|Alan Turing is played by Benedict Cumberbatch|
in The Imitation Game (Photo credit: Wikipedia)
Showing at the cinema at the moment are Interstellar (a Hollywood big budget sci-fi affair, starring Matthew McConaughey and Anne Hathaway) and The Imitation Game (a more thoughtful and moving account of Alan Turing's life and work, starring Benedict Cumberbatch).
In Interstellar, the crew of a spaceship search for a wormhole near Saturn in an attempt to find a planet suitable for human habitation, with planet Earth become distinctly unfriendly for humans. Interstellar takes on board some of the more remarkable aspects of relativity and deals with them in a surprising, but mathematically correct, way. Ultimately, humanity is saved by the solving of the "Gravity Problem", and it all boils down to a mathematician solving one equation, so the film loses marks on this somewhat facile point.
The Imitation Game is an excellent dramatisation of Turing's life, but does contain some quite extreme, some might say inexcusable, artistic licence. His character slips too easily into the ready cliché of being work-obsessed and unable to communicate. And the veracity of the story is dubious in places, such as Turing's being in the clutch of a Soviet spy.

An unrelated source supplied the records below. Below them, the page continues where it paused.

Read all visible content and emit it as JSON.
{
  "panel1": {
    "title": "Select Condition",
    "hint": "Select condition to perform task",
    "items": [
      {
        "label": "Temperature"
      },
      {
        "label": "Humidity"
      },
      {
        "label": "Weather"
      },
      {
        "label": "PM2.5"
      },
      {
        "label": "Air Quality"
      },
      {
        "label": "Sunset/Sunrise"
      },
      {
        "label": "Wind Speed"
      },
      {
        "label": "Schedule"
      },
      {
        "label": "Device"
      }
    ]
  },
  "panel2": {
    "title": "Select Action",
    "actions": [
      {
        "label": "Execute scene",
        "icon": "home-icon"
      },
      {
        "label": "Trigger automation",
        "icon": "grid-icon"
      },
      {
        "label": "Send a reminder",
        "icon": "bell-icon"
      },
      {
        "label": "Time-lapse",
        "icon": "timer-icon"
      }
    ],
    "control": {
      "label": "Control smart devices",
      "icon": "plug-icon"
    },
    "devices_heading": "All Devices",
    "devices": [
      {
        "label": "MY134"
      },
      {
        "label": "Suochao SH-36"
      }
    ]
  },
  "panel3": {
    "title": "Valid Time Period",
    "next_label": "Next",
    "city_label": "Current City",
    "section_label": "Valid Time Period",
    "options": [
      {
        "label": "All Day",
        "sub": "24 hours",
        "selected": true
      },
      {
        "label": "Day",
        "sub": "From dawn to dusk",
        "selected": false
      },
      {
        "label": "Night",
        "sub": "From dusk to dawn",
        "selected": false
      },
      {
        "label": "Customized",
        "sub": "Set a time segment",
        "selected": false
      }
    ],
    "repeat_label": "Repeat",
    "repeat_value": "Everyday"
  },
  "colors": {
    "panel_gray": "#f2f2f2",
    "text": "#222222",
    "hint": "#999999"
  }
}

But if the film's appeal means that more people are made aware of his extraordinary life and work and the beautiful potential of mathematics, then its filming can only be a good thing for mathematics education.